When the lease names only one tenant, that tenant may share the apartment with immediate family, one additional occupant and the occupant’s dependent children, provided that the tenant or the tenant’s spouse occupies the premises as his/her primary residence.
When the lease names more than one tenant, these tenants may share their apartment with immediate family, and if one of the tenants named in the lease moves out, that tenant may be replaced with another occupant and the dependent children of the occupant. At least one of the tenants named in the lease or that tenant’s spouse must occupy the shared apartment as his or her primary residence. Tenants must inform their landlords of the name of any occupant within 30 days after the occupant has moved into the apartment or within 30 days of landlord’s request for this information. If the tenant named in the lease moves out, the remaining occupant has no independent right to continue in occupancy.
What is an apartment referral service?

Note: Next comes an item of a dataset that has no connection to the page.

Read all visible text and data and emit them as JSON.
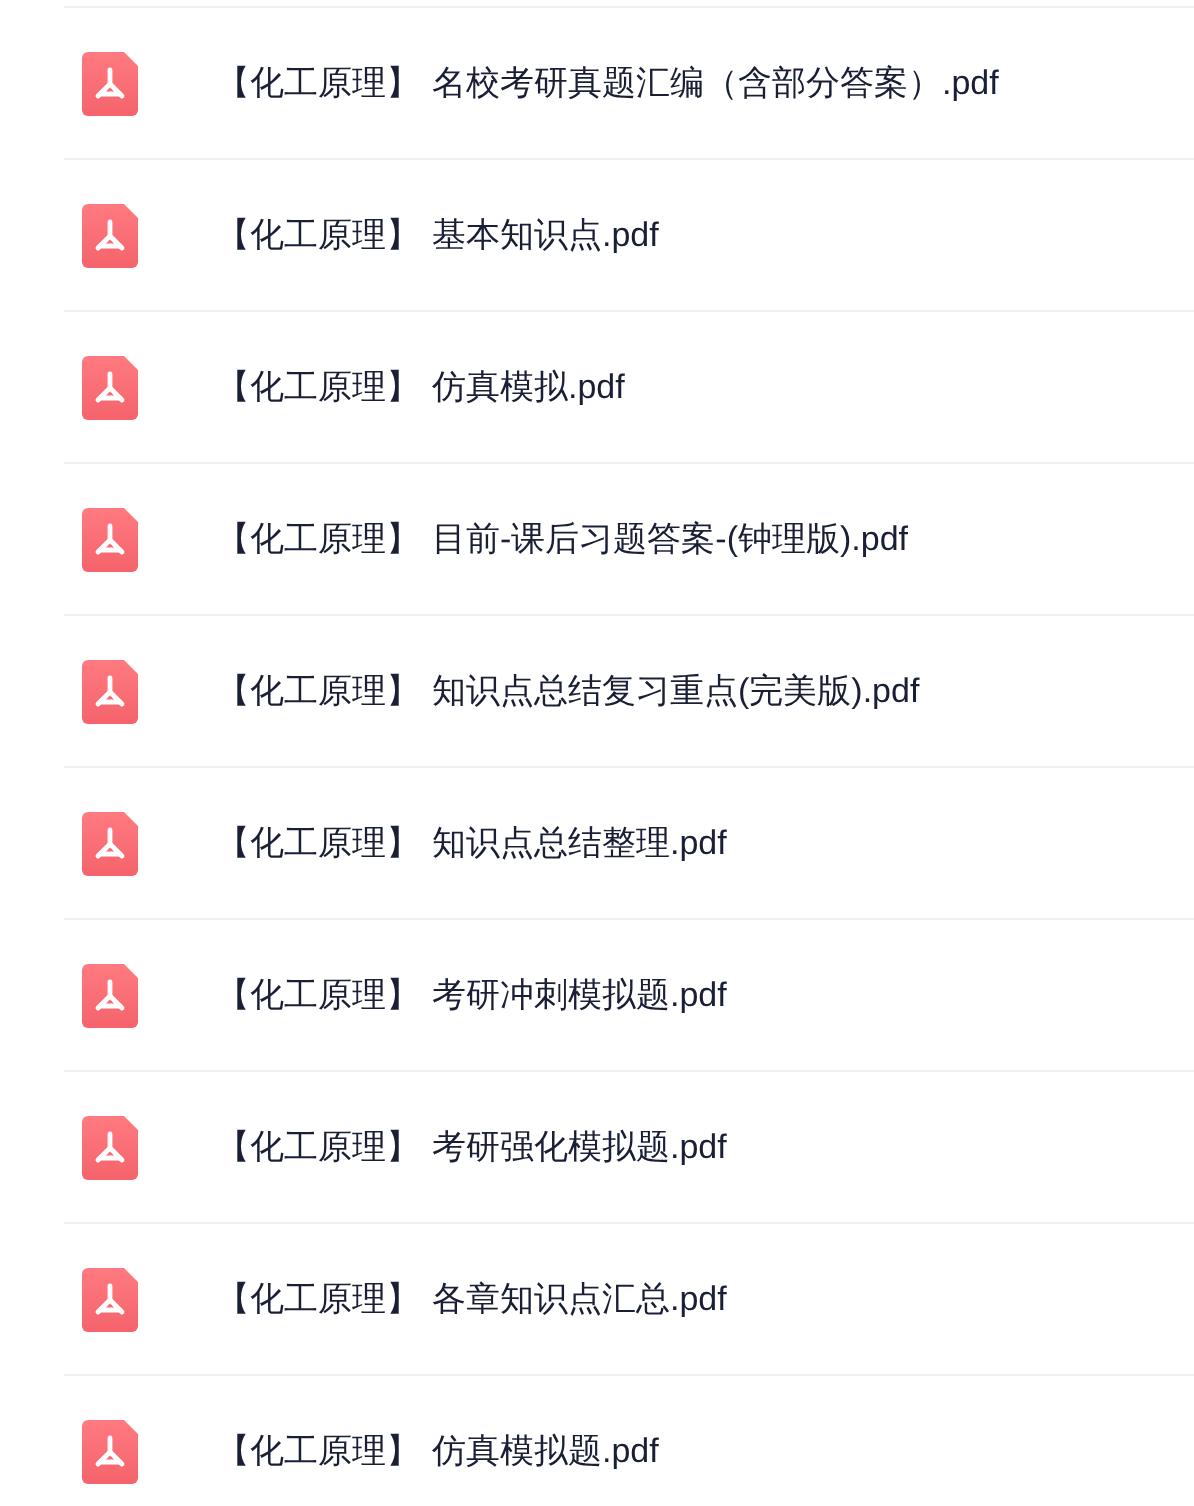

Apartment referral services are essentially organizations that provide listings for apartments for a fee. They are generally not licensed real estate brokers and do not provide the same service that brokers do.
You can find a list of on-line referral services in our Apartment Hunting guide.
Do I have to fill out a personal information form sent recently by my landlord?
Generally, the only information that a landlord may demand while a tenant is in occupancy is the names, ages and relationships (whether family members, roommates, etc.) of all persons occupying the apartment. If you live in a rent regulated unit, contact Homes and Community Renewal (HCR), the state agency which administers the rent laws, to find out more.
If you obtain a new roommate, the landlord is entitled to the name of the roommate. If you seek to sublet, the landlord may make a variety of inquiries about the proposed subtenant and the reasons for the sublet.
Note, however, that the above does not apply to applications for an apartment which you have not yet rented, or to renewals in unregulated apartments. Landlords may make a variety of inquiries to determine if you are a credit-worthy and desirable tenant prior to renting you an apartment.